• **BRIEF**:
Filter the records below for the word "深粮控股". Copy each line that holds it.
(DATA)
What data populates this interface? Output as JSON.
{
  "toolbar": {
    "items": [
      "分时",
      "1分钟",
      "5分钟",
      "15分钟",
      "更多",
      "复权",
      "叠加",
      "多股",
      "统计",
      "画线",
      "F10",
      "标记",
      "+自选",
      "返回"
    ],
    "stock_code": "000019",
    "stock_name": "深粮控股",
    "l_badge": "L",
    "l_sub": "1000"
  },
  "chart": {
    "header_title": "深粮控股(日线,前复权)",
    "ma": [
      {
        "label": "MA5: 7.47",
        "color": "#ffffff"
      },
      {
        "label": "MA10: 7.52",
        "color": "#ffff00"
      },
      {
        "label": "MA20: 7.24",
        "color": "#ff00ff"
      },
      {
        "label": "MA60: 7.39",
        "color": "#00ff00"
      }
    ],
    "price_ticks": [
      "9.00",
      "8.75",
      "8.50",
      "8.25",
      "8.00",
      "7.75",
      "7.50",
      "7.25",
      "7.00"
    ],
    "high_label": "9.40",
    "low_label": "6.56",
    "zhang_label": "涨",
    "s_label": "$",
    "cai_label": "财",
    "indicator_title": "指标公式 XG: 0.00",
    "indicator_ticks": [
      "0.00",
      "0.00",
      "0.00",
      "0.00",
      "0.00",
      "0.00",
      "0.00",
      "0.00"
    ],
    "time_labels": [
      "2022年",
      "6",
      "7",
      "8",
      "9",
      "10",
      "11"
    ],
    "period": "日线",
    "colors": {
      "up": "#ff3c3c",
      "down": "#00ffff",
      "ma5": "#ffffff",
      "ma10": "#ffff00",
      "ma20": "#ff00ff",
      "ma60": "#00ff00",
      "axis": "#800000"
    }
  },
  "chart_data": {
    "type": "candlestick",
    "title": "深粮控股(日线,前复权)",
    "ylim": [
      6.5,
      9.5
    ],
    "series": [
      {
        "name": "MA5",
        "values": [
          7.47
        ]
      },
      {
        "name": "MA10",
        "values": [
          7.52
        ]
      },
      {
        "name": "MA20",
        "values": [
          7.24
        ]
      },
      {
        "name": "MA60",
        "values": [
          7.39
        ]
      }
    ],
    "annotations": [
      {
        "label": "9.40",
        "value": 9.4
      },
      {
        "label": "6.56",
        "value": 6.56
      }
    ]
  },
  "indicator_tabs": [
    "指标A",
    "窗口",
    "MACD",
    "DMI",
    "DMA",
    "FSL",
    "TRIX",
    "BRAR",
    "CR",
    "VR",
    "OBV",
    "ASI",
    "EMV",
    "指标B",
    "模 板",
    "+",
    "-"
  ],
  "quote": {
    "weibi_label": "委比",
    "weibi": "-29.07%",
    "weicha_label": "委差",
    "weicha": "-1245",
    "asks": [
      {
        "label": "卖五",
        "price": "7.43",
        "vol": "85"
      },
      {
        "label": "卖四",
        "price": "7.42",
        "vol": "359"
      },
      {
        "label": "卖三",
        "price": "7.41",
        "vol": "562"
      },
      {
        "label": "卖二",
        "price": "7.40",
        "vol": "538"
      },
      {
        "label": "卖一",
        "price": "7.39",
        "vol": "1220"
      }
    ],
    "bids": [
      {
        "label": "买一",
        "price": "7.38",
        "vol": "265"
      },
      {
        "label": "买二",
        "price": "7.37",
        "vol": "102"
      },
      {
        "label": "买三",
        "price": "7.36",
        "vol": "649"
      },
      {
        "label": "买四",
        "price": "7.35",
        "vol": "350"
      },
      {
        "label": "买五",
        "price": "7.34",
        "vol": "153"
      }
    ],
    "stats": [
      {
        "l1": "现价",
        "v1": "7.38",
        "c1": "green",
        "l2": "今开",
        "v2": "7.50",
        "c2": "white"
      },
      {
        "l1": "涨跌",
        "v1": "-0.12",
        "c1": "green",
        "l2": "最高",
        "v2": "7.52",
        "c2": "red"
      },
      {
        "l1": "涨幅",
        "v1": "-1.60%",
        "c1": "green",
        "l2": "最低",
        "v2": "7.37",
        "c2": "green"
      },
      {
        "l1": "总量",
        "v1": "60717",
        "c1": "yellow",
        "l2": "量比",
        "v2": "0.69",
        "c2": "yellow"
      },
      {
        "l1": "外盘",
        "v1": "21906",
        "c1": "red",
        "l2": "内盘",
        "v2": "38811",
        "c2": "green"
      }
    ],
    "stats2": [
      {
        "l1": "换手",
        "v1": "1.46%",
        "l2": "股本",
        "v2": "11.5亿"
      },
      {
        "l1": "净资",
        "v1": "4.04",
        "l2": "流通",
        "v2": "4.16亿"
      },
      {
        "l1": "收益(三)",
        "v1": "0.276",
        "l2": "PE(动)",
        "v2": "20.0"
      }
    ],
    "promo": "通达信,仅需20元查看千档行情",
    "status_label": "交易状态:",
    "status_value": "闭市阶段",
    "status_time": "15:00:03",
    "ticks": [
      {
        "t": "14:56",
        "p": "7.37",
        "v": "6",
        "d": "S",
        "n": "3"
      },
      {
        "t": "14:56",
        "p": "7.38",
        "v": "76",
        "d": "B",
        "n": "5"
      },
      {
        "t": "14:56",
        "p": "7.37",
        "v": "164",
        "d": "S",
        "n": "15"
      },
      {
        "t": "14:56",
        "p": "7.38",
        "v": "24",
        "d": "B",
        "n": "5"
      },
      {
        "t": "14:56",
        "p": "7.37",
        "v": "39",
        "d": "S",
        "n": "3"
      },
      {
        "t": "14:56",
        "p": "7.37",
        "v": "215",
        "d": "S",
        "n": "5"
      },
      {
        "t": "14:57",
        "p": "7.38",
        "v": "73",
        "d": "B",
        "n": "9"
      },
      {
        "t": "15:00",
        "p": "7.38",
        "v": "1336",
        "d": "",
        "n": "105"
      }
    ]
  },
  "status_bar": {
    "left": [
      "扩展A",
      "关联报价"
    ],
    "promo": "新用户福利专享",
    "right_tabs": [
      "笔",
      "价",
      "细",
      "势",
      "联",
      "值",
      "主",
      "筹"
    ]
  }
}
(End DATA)
• **ANSWER AREA**:
    "stock_name": "深粮控股",
    "header_title": "深粮控股(日线,前复权)",
    "title": "深粮控股(日线,前复权)",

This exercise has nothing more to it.